State Budget Cuts Put Gambling Addicts at Risk

By Staff Writer

With state budgets feeling the squeeze from the weak economy, lawmakers in several states are considering eliminating programs aimed at helping gambling addicts seek therapy from rehab programs. However, advocates worry that this could leave vulnerable individuals with nowhere to turn.

For example, the state legislature in Nevada recently voted to reduce funding for gambling addiction programs by more than half. Carol O’Hare, executive director of the Nevada Council on Problem Gambling, told the Wall Street Journal that this could have major consequences for those struggling with uncontrollable urges to bet.

She said that the public doesn’t fully understand gambling addictions, and rather than being some kind of character flaw, it is actually a diagnosable mental illness for which individuals need to receive treatment in order to overcome it. The decision to eliminate funding could make it harder for individuals to receive this type of treatment.

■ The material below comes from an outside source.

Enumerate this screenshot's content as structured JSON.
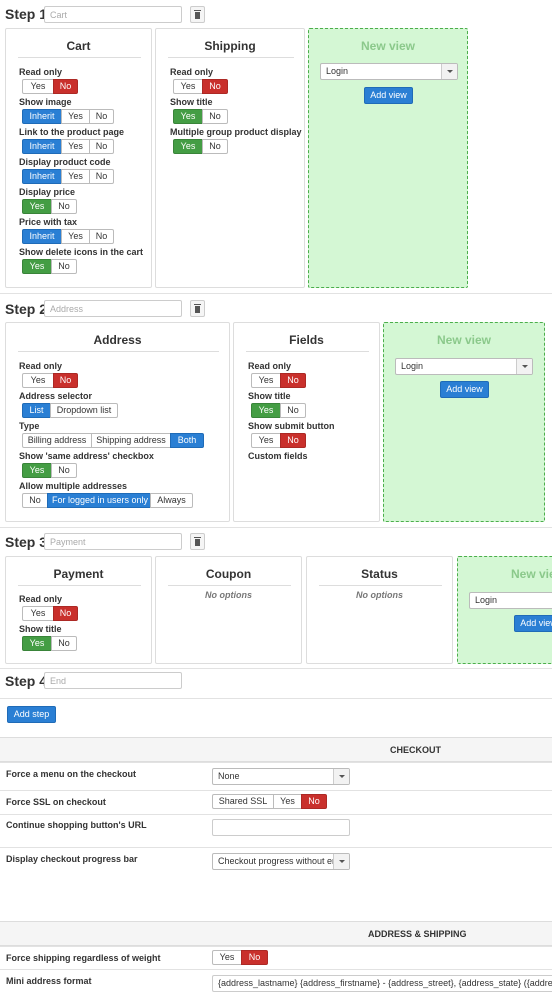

Gambling addiction treatment services have also been cut in Oklahoma and Oregon in recent months. Rehab workers in Oregon told the Oregonian that they would have to sharply reduce the number of patients they treat for the condition.